The closing Monday of the Gulf Coast Museum of Art, a 73-year-old community institution, became a sad chapter in the history of North Pinellas. Money problems contributed to its demise, but perhaps most damaging was the museum's lack of visibility.
It is interesting to speculate about whether the outcome would have been different if museum officials had made other location choices in the past and if Clearwater voters had not slammed the door on the museum during the early 1990s.
For many years, the museum, known then as the Belleair Art Center, was located on a residential street in tony Belleair. It was a busy place, with more of an emphasis on teaching art than hosting large exhibitions. Serious artists from throughout Florida attended classes or taught there, but it was also a place where kids could get lessons.
The nonprofit art center wanted to expand so it could teach more people and host more exhibitions, but the neighbors didn't want more traffic on their street. So officials began looking elsewhere.
The spot they dreamed of was on the Clearwater downtown bayfront, where the former Maas Brothers department store stood. The city of Clearwater had purchased the aging store and 3.8 acres of land overlooking Clearwater Harbor, and the city was interested in selling about half the property — just the land on which the old store sat — for $750,000 to the art center, which changed its name to the Florida Gulf Coast Art Center.
The art community was excited, and so were city officials, who envisioned a busy art center and museum on the highly visible corner overlooking a planned expansion of Coachman Park. Art center officials planned to tear down the monolithic Maas building and build a new $7 million facility with underground parking, studios and classrooms, exhibition galleries, a museum store and a 500-seat community room. They promised to sponsor art festivals that would spill into the park, and evening events that would bring people downtown.
In a 1992 referendum, Clearwater voters said no.
A group called Save the Bayfront campaigned against the plan, and one of its leaders, Fred Thomas, funded a mailing to residents that said city officials were attempting to "Give Away the Bayfront!" The sale to the art center was defeated by more than 2,000 votes.
Spurned by Clearwater residents, the Florida Gulf Coast Art Center began a search for other locations. They considered locating in what was then being developed as Largo Central Park. Today, of course, that park is a beautiful centerpiece of Largo, and big crowds attend events held there.
But instead of Largo Central Park, the art center officials chose to build the new Gulf Coast Museum of Art on a wooded county-owned site off Walsingham Road west of Largo. Some questioned the out-of-the-way location, but then-director Ken Rollins knew the county planned several facilities nearby, including a botanical garden and expansions of Heritage Park and Walsingham Park.

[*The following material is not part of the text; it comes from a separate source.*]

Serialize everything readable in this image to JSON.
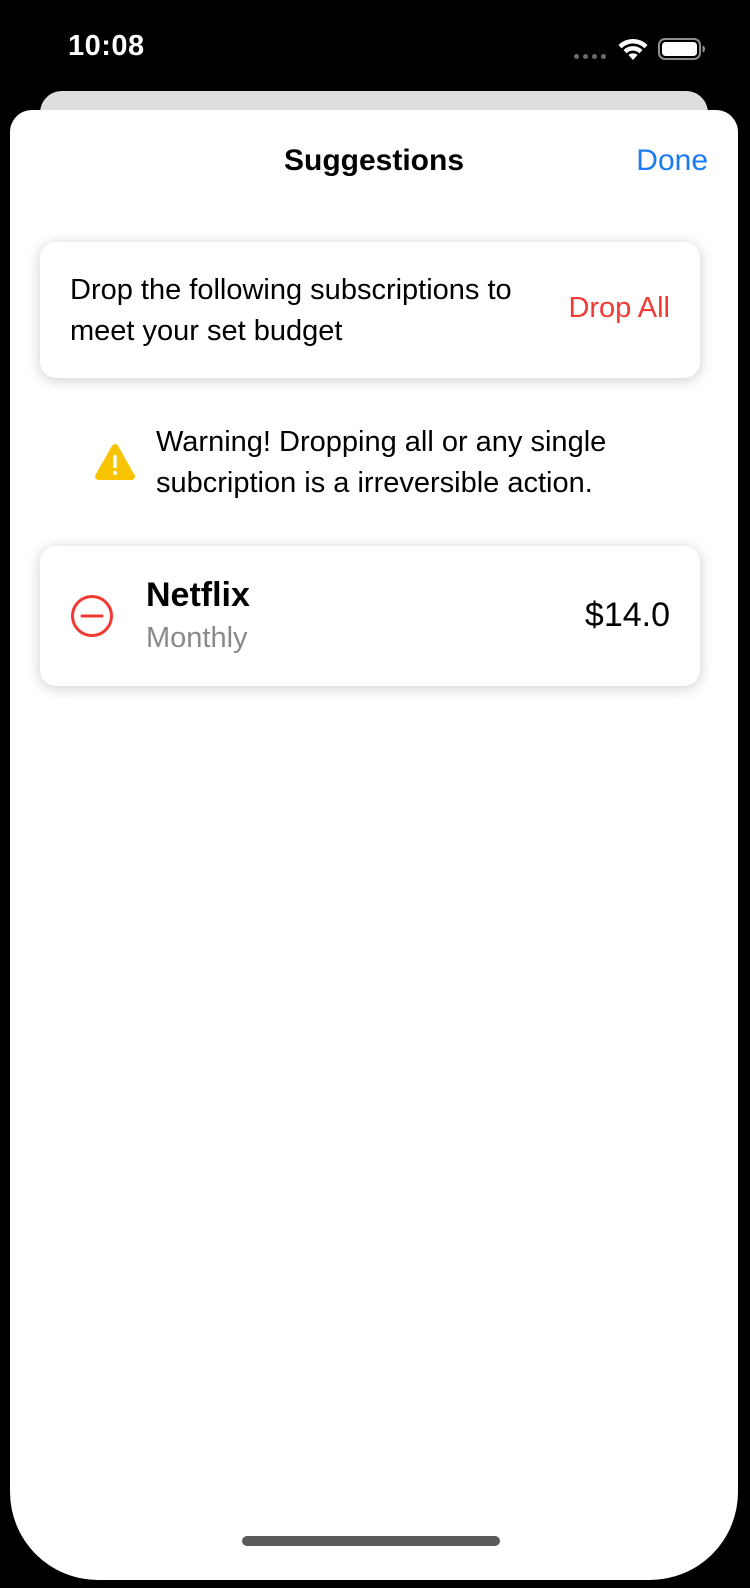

He was optimistic when the museum opened in 1999, believing people would find it.
But not enough of them did, and last summer, as financial challenges were magnified by the declining economy, the museum board began planning to move to a more visible location, hoping to attract more attention, visitors and donations.
They were negotiating to build a new museum on Clearwater's Cleveland Street, and even had hope of some limited financial assistance from the city. But the deal hinged on the county buying the museum's buildings, or at least allowing the museum to sell or sublet its buildings to someone else. The county said it didn't have the money to buy the buildings, and it refused to change the lease terms to allow the museum to sell or lease to someone else.
On Monday, museum officials pulled the plug. They closed the museum and announced that its collection would be donated to other accredited museums.
Millions of dollars were donated to build the museum. Now, its doors will be locked. The classrooms will be empty. Nothing will hang on the walls of the galleries. The polished floors will collect dust and there will be no echo of footsteps in the hallways.
The county and museum officials ought to talk about a way the public can utilize at least the classroom space at the museum — perhaps for classes taught by the nearby Pinellas County Extension Service or St. Petersburg College.
The demise of the Gulf Coast Museum of Art is one more indication that though the nation's economy will improve someday, many impacts of the current crisis will be permanent.
Diane Steinle's e-mail address is [email protected]